It may seem counterintuitive to have a child learning to feed themselves play with food. However, if a child experiences sensory issues involving feeding, playing with food can be a highly effective strategy. If a child is enrolled in a therapeutic preschool program, they may receive feeding therapy as a part of their daily routine in the classroom, particularly if they have autism spectrum disorder (ASD) or sensory processing disorder. There are many therapeutic benefits of having a child with sensory issues play with their food, and if this strategy is successful in school, parents can also use this strategy at home.
Many therapeutic preschool programs have occupational therapists (OT) and speech-language pathologists (SLP) directly involved in the classroom, so if a child shows sensory issues they may receive feeding therapy one-on-one from an OT or SLP, perhaps during snack time.
If a child with autism or sensory processing disorder experiences aversions to certain smells and textures, playing with food before actually attempting to eat it can make the food less scary for the child. Here are a few ways that playing with food can help children in a therapeutic preschool class who experience sensory issues:
Food can be fun: If children are looking at food as a game, rather than something being forced upon them, they are likely to be more receptive to new foods. Presenting food in a less stressful environment may help children to become more relaxed and less anxious. A therapeutic preschool teacher can also try cutting the food into hearts or other shapes to make it look more fun.
Tactile issues: For children with tactile sensory issues, certain food textures can present major problems with feeding. Commonly, “squishy” foods, such as yogurt or oatmeal, can be particularly difficult for children with sensory issues. Using these foods as finger paint can actually be a helpful way to expose a child to the texture in a non-threatening way. After becoming more comfortable with the texture in finger painting, their OT or SLP in the therapeutic preschool program may work on transitioning to actually tasting it.
Shifting perspective: If you are forcing a child to eat foods that trigger their sensory issues, they will likely respond negatively to that food in the future. However, if you present the food as a game instead, they may begin to respond in a more positive way to that food.
While sensory issues with food will not dissipate overnight, the instructors and therapists in a therapeutic preschool program can work consistently with the child to improve their sensory experience with feeding. If a child who is enrolled in a therapeutic preschool program is still experiencing difficulty with feeding themselves, even after consistent feeding therapy in their school program, additional occupational therapy might be beneficial.

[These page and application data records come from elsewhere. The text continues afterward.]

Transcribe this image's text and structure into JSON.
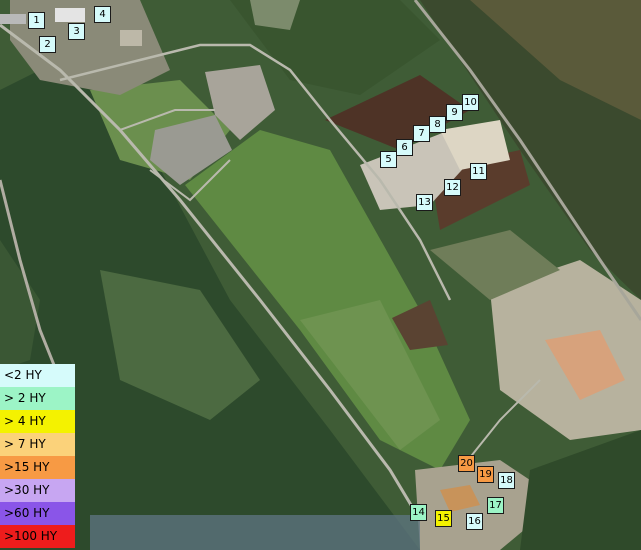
{
  "legend": [
    {
      "label": "<2 HY",
      "color": "#d6fbfb"
    },
    {
      "label": "> 2 HY",
      "color": "#9cf4c6"
    },
    {
      "label": "> 4 HY",
      "color": "#f4f200"
    },
    {
      "label": "> 7 HY",
      "color": "#fbd27a"
    },
    {
      "label": ">15 HY",
      "color": "#f79a44"
    },
    {
      "label": ">30 HY",
      "color": "#c7a6f2"
    },
    {
      "label": ">60 HY",
      "color": "#8a55e8"
    },
    {
      "label": ">100 HY",
      "color": "#ee1c1c"
    }
  ],
  "markers": [
    {
      "label": "1",
      "color": "#d6fbfb"
    },
    {
      "label": "2",
      "color": "#d6fbfb"
    },
    {
      "label": "3",
      "color": "#d6fbfb"
    },
    {
      "label": "4",
      "color": "#d6fbfb"
    },
    {
      "label": "5",
      "color": "#d6fbfb"
    },
    {
      "label": "6",
      "color": "#d6fbfb"
    },
    {
      "label": "7",
      "color": "#d6fbfb"
    },
    {
      "label": "8",
      "color": "#d6fbfb"
    },
    {
      "label": "9",
      "color": "#d6fbfb"
    },
    {
      "label": "10",
      "color": "#d6fbfb"
    },
    {
      "label": "11",
      "color": "#d6fbfb"
    },
    {
      "label": "12",
      "color": "#d6fbfb"
    },
    {
      "label": "13",
      "color": "#d6fbfb"
    },
    {
      "label": "14",
      "color": "#9cf4c6"
    },
    {
      "label": "15",
      "color": "#f4f200"
    },
    {
      "label": "16",
      "color": "#d6fbfb"
    },
    {
      "label": "17",
      "color": "#9cf4c6"
    },
    {
      "label": "18",
      "color": "#d6fbfb"
    },
    {
      "label": "19",
      "color": "#f79a44"
    },
    {
      "label": "20",
      "color": "#f79a44"
    }
  ]
}
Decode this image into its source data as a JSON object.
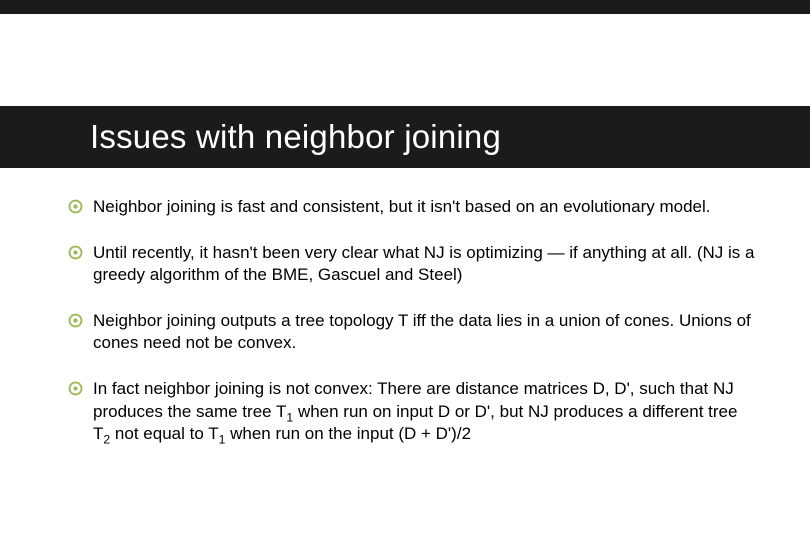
{
  "slide": {
    "title": "Issues with neighbor joining",
    "bullets": [
      {
        "text": "Neighbor joining is fast and consistent, but it isn't based on an evolutionary model."
      },
      {
        "text": "Until recently, it hasn't been very clear what NJ is optimizing — if anything at all.  (NJ is a greedy algorithm of the BME, Gascuel and Steel)"
      },
      {
        "text": "Neighbor joining outputs a tree topology T iff the data lies in a union of cones. Unions of cones need not be convex."
      },
      {
        "text_html": "In fact neighbor joining is not convex: There are distance matrices D, D', such that NJ produces the same tree T<sub>1</sub> when run on input D or D', but NJ produces a different tree T<sub>2</sub> not equal to T<sub>1</sub> when run on the input (D + D')/2"
      }
    ]
  },
  "colors": {
    "accent": "#9bbb59",
    "title_band": "#1b1b1b"
  }
}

Could a therapeutic preschool program in Chicago benefit your child? Contact CST Academy at 773-620-7800 to learn more about our program that incorporates feeding therapy, occupational therapy, ABA therapy, and speech therapy.